If you set out to engineer a county commissioner, what you’d get would be a lot like Vickie Raines, the mayor of Cosmopolis.
The Grays Harbor Assessor’s Office is one of the few county offices that directly affects your pocketbook. If the office is run efficiently, your taxes are fair and accurate, and your tax bill is timely. If it isn’t … well, they are not.
A county Prosecutor occupies an interesting point in the judicial system, the fulcrum between the courts and the police agencies that enforce state law and local codes.
Now that President Barack Obama has finally laid out a strategy to “degrade and destroy” the Islamic State, there are only two (very big) questions that matter:
There have been times in the life of this community – mill closures, fires, a recession that was really a depression – when it faced a tipping point, when the whole thing could have gone this way or that, regaining equilibrium or sliding on down the hill.
C’mon people — it’s just 45 words!

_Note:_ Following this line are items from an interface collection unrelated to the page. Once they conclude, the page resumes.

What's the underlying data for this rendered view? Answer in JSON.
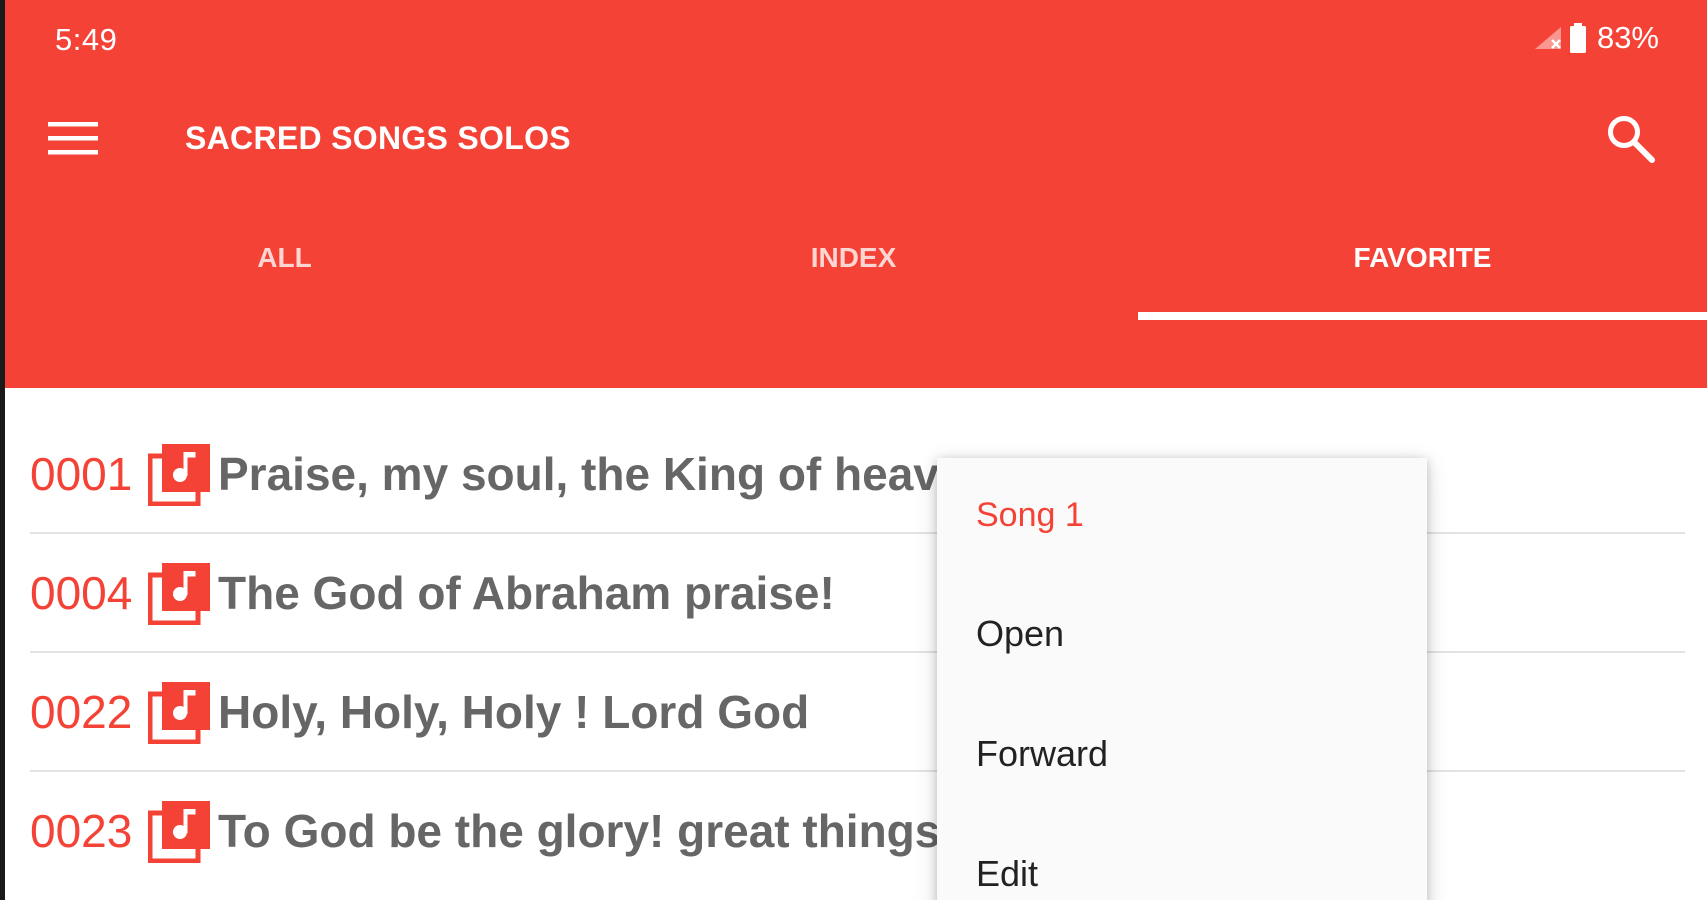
{
  "status_bar": {
    "time": "5:49",
    "battery": "83%",
    "icons": [
      "signal-icon",
      "battery-icon"
    ]
  },
  "app_bar": {
    "title": "SACRED SONGS SOLOS",
    "icons": [
      "menu-icon",
      "search-icon"
    ]
  },
  "tabs": [
    {
      "label": "ALL",
      "active": false
    },
    {
      "label": "INDEX",
      "active": false
    },
    {
      "label": "FAVORITE",
      "active": true
    }
  ],
  "songs": [
    {
      "number": "0001",
      "title": "Praise, my soul, the King of heav"
    },
    {
      "number": "0004",
      "title": "The God of Abraham praise!"
    },
    {
      "number": "0022",
      "title": "Holy, Holy, Holy ! Lord God"
    },
    {
      "number": "0023",
      "title": "To God be the glory! great things"
    }
  ],
  "context_menu": {
    "header": "Song 1",
    "items": [
      "Open",
      "Forward",
      "Edit"
    ]
  },
  "colors": {
    "primary": "#f44336",
    "song_title": "#666666",
    "divider": "#e3e3e3"
  }
}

Ever since the financial crash of 2008, we’ve been having an anxious national debate about the growing income gap. What does it mean for American society when most workers’ wages are flat and almost all economic gains flow to the top 1 percent — or to the top one-tenth of 1 percent?